What's the biggest perk of getting a new job? Where to begin: that first week when you spend hours "reviewing" the company handbook before being given an actual task? The "new employee lunch" that leads you to order the most expensive thing on the menu? And then there's the general lack of accountability that you can cruise on for a few months because, you know, you're new.
But the new employee benefits aren't limited to just the workplace. Even the IRS wants to congratulate you on your new gig by offering you some sweet deductions come tax time. And there are some surprises in there: From job hunting to moving expenses, you'll find you're eligible for quite a few deductions if you itemize. Just keep in mind that if you opt for the standard deduction, you won't be able to take any other ones, so make sure you're not missing out by not itemizing.
Let's start with searching for that job. Did you know that the IRS will let you deduct the cost of your job hunt? You just need to make sure you meet the IRS's criteria. First, your job search has to be for a position in the same occupation you currently have. And if an employer reimburses you for any job hunt-related costs, those expenses are not eligible for write-offs. But there's a whole host of things that do qualify: the cost of preparing or mailing your resume, any job placement agency fees you had to pay for a search -- even the cost of travel to look for a job [source: IRS].

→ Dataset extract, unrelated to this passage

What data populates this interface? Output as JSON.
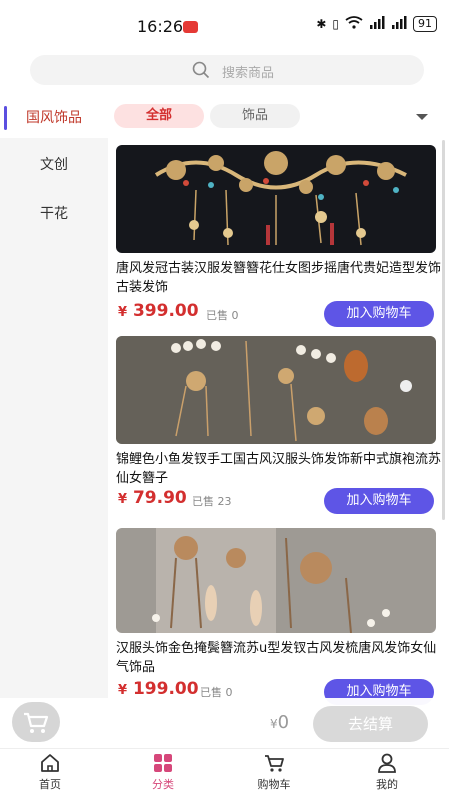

A lot of new jobs also require a move. And if that's the case, you're in luck: Not only do you have a fancy new job, but you also get to deduct a boatload (perhaps literally, if that's how you transported your stuff?) of expenses. One word of caution: You do need to meet certain standards to make sure your deductions qualify. For instance, your new job must be a certain distance from your old home, and your start date must be close to the same time as your move. (The IRS has a lot more guidance about how that works [source: IRS]).
If you meet those requirements, you can deduct all sorts of moving expenses for a new job. You can deduct the cost of travel to get you and your personal belongings to the new location, and even write off storage for a certain period. While you can't write off the food you eat while you're getting to the new place, lodging is eligible. And keep in mind you can write off the expenses of the entire household, not just yours. Bonus? That includes transporting the family dog (and cat and iguana and goldfish) to your new house.
So don't overlook that new job when tax season rolls around. Check out what exemptions you qualify for when Uncle Sam comes calling.
- Internal Revenue Service (IRS). "Job hunting expenses." Aug. 4, 2014. (Oct. 27, 2014) http://www.irs.gov/taxtopics/tc455.html
- Internal Revenue Service (IRS). "Job search expenses can be tax deductible." July 18, 2012. (Oct. 27, 2014) http://www.irs.gov/uac/Job-Search-Expenses-Can-be-Tax-Deductible
- Internal Revenue Service (IRS). "Publication 521." 2013. (Oct. 27, 2014) http://www.irs.gov/publications/p521/index.html
- Internal Revenue Service (IRS). "Topic 455." Aug. 18, 2014. (Oct. 27, 2014) http://www.irs.gov/taxtopics/tc455.html